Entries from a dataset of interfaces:
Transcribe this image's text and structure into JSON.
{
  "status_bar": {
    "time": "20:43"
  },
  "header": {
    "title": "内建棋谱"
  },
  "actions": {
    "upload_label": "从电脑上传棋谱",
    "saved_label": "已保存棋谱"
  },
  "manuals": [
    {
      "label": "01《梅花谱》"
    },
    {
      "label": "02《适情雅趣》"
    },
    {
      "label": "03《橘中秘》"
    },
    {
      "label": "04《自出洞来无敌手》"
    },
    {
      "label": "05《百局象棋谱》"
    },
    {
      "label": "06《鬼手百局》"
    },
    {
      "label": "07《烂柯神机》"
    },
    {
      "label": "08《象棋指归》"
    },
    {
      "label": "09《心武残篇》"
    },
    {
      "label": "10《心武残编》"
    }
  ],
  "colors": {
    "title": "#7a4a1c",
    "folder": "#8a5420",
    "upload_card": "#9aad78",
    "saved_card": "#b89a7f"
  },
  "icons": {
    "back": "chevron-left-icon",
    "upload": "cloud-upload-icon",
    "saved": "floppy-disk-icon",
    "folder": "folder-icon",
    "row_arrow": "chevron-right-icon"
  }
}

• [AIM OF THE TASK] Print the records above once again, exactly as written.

• [OUTPUT]
Transcribe this image's text and structure into JSON.
{
  "status_bar": {
    "time": "20:43"
  },
  "header": {
    "title": "内建棋谱"
  },
  "actions": {
    "upload_label": "从电脑上传棋谱",
    "saved_label": "已保存棋谱"
  },
  "manuals": [
    {
      "label": "01《梅花谱》"
    },
    {
      "label": "02《适情雅趣》"
    },
    {
      "label": "03《橘中秘》"
    },
    {
      "label": "04《自出洞来无敌手》"
    },
    {
      "label": "05《百局象棋谱》"
    },
    {
      "label": "06《鬼手百局》"
    },
    {
      "label": "07《烂柯神机》"
    },
    {
      "label": "08《象棋指归》"
    },
    {
      "label": "09《心武残篇》"
    },
    {
      "label": "10《心武残编》"
    }
  ],
  "colors": {
    "title": "#7a4a1c",
    "folder": "#8a5420",
    "upload_card": "#9aad78",
    "saved_card": "#b89a7f"
  },
  "icons": {
    "back": "chevron-left-icon",
    "upload": "cloud-upload-icon",
    "saved": "floppy-disk-icon",
    "folder": "folder-icon",
    "row_arrow": "chevron-right-icon"
  }
}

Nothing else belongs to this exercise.